All you need for this method is a couple quart canning jars with lids, a small cooler, milk, and some plain yogurt. These plastic lids made for canning jars are perfect for projects like this: plastic lids for canning jars(affiliate link) Make sure the yogurt you are using as a starter has nothing added to it, you just want the happy little live cultures.Oh yes, you also need a candy thermometer. Don't worry, they are inexpensive. I'm on my second one already (broke the first one; note to self--do NOT place a hot candy thermometer in cold water).

Over medium high heat, warm the milk until you've reached 170 degrees F,
stirring occasionally. Some sites suggest going to 180.

While the milk heats, fill a couple of inches in your sink with ice water.

Also, fill your quart jars with hot water to warm them.

An extra pair of hands; or a bossy preschooler???

Once your milk hits 170-180, place it in the ice water to get it down to 110.

When the milk is at 110, ladle a small amount in a separate cup, then whisk in 2-3 T. plain yogurt.
Pour the mixture back in with the rest of the milk, and stir.
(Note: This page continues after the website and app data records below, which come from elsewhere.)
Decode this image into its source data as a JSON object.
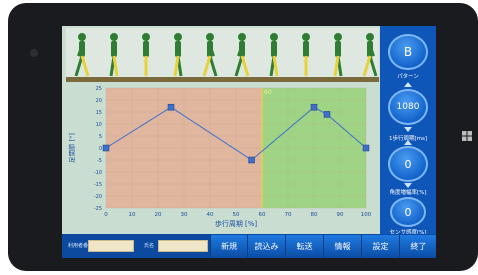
{
  "sidebar": {
    "pattern_value": "B",
    "pattern_label": "パターン",
    "period_value": "1080",
    "period_label": "1歩行周期[ms]",
    "gain_value": "0",
    "gain_label": "角度増幅率[%]",
    "sensor_value": "0",
    "sensor_label": "センサ感度[%]"
  },
  "chart_data": {
    "type": "line",
    "xlabel": "歩行周期 [%]",
    "ylabel": "足関節 [°]",
    "xlim": [
      0,
      100
    ],
    "ylim": [
      -25,
      25
    ],
    "x_ticks": [
      "0",
      "10",
      "20",
      "30",
      "40",
      "50",
      "60",
      "70",
      "80",
      "90",
      "100"
    ],
    "y_ticks": [
      "25",
      "20",
      "15",
      "10",
      "5",
      "0",
      "-5",
      "-10",
      "-15",
      "-20",
      "-25"
    ],
    "x": [
      0,
      25,
      56,
      80,
      85,
      100
    ],
    "y": [
      0,
      17,
      -5,
      17,
      14,
      0
    ],
    "marker_label": "60",
    "marker_x": 60,
    "regions": [
      {
        "from": 0,
        "to": 60,
        "color": "#e8a88e"
      },
      {
        "from": 60,
        "to": 100,
        "color": "#8fd06a"
      }
    ],
    "line_color": "#3b6fd0",
    "marker_line_color": "#e6d34a"
  },
  "bottom": {
    "field1_label": "利用者番号",
    "field2_label": "氏名",
    "buttons": [
      "新規",
      "読込み",
      "転送",
      "情報",
      "設定",
      "終了"
    ]
  }
}
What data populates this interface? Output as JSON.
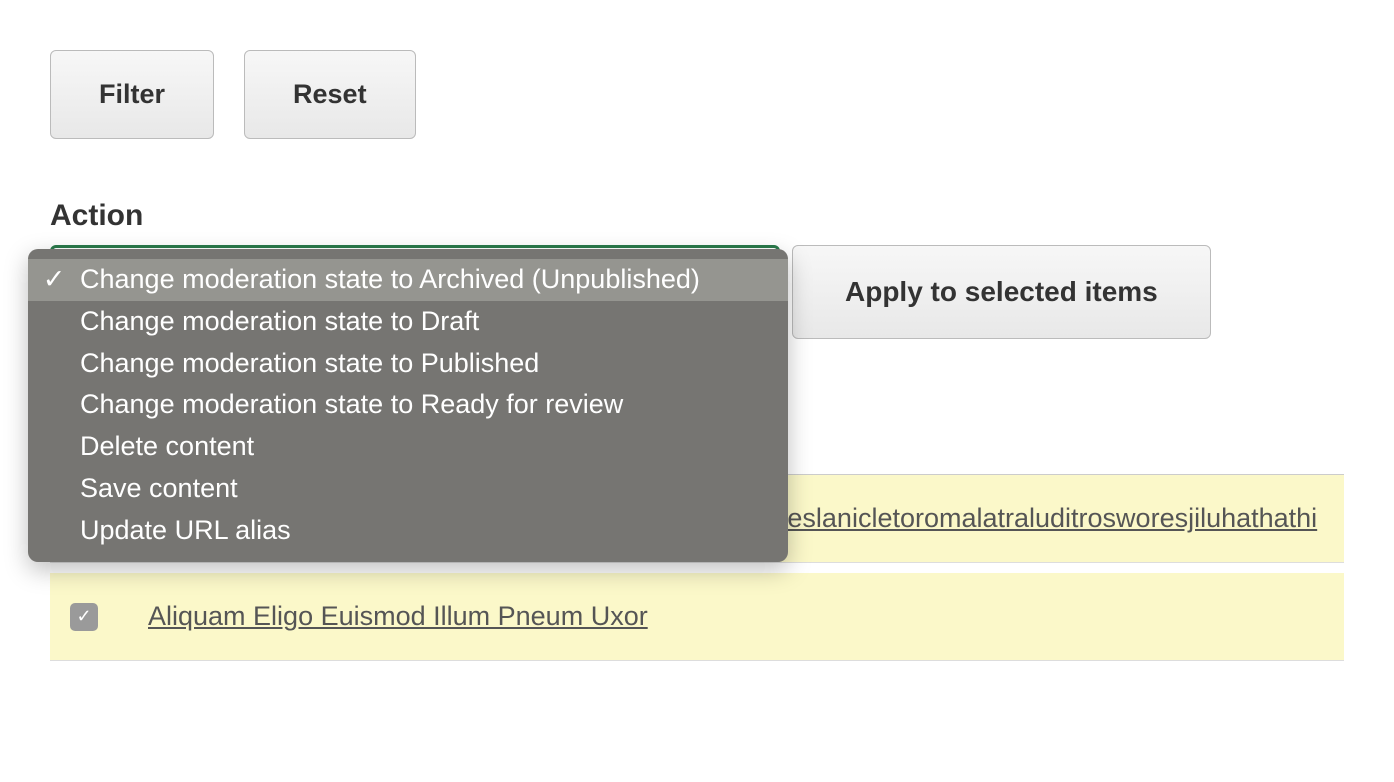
{
  "buttons": {
    "filter": "Filter",
    "reset": "Reset",
    "apply": "Apply to selected items"
  },
  "action": {
    "label": "Action",
    "options": [
      "Change moderation state to Archived (Unpublished)",
      "Change moderation state to Draft",
      "Change moderation state to Published",
      "Change moderation state to Ready for review",
      "Delete content",
      "Save content",
      "Update URL alias"
    ],
    "selected_index": 0
  },
  "rows": [
    {
      "checked": true,
      "title": "cripnitrolidowedriviguswunupophadakiwustapauedropeslanicletoromalatraluditrosworesjiluhathathi"
    },
    {
      "checked": true,
      "title": "Aliquam Eligo Euismod Illum Pneum Uxor"
    }
  ],
  "icons": {
    "check": "✓"
  }
}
Note: Sometimes I take the jar of yogurt I just finished (that still has yogurt clinging to the sides), pour a bit of the warm milk in, replace the lid, and shake it gently. Then I pour that back into the pan. This uses up the last of the empty jar of yogurt; very useful if you continually keep and use yogurt like I do.

Pour the mixture into your jars...

And place the lids on. (because I was only making one quart, I left the other quart
filled with hot water).

Filled up around the jars with hot water. Close up the lid,
and place your cooler out of the way where it won't get bumped.

After 8-10 hours (mine took a bit  longer), the milk will thicken into yogurt! Voila!
Often, the finished yogurt is so thick and creamy, I don't even need to
further strain it, but for an extra decadent treat...

...strain it using a fine mesh strainer and coffee filter.

This is seriously some of the best tasting yogurt EVER. I like it so much better than store bought.


  1. I can not wait to try this. Running to the store to buy my last yogurt ever. So excited!!

    1. You'll never want store-bought yogurt again, Becky! Some seriously delicious stuff. I have the best luck using whole milk, and getting the temp to 180 when I'm warming it. I have been using the same starter for months, now, and it seems to get better and better every time! Good luck and thanks for the comment. :)

  2. I found my way back here from your fermenting intro post :) My weekly yogurt is sitting on the counter waiting for tomorrow. The turkish style of yogurt (a turkish word!) is not strained though. And I am glad for that as hmemade yogurt tends to be on the runny side :D

    1. I remember when you first told me about Turkish style yogurt...funny that over here we are only familiar with the term "Greek yogurt." I may start saying Turkish yogurt just to start conversations. ;) I have not strained my yogurt in ages, and it has turned out thick enough without. That makes me so happy. Though, I may strain some soon just to get some of the whey (I need the whey for a different ferment I want to try). Thank you for commenting, Nihal!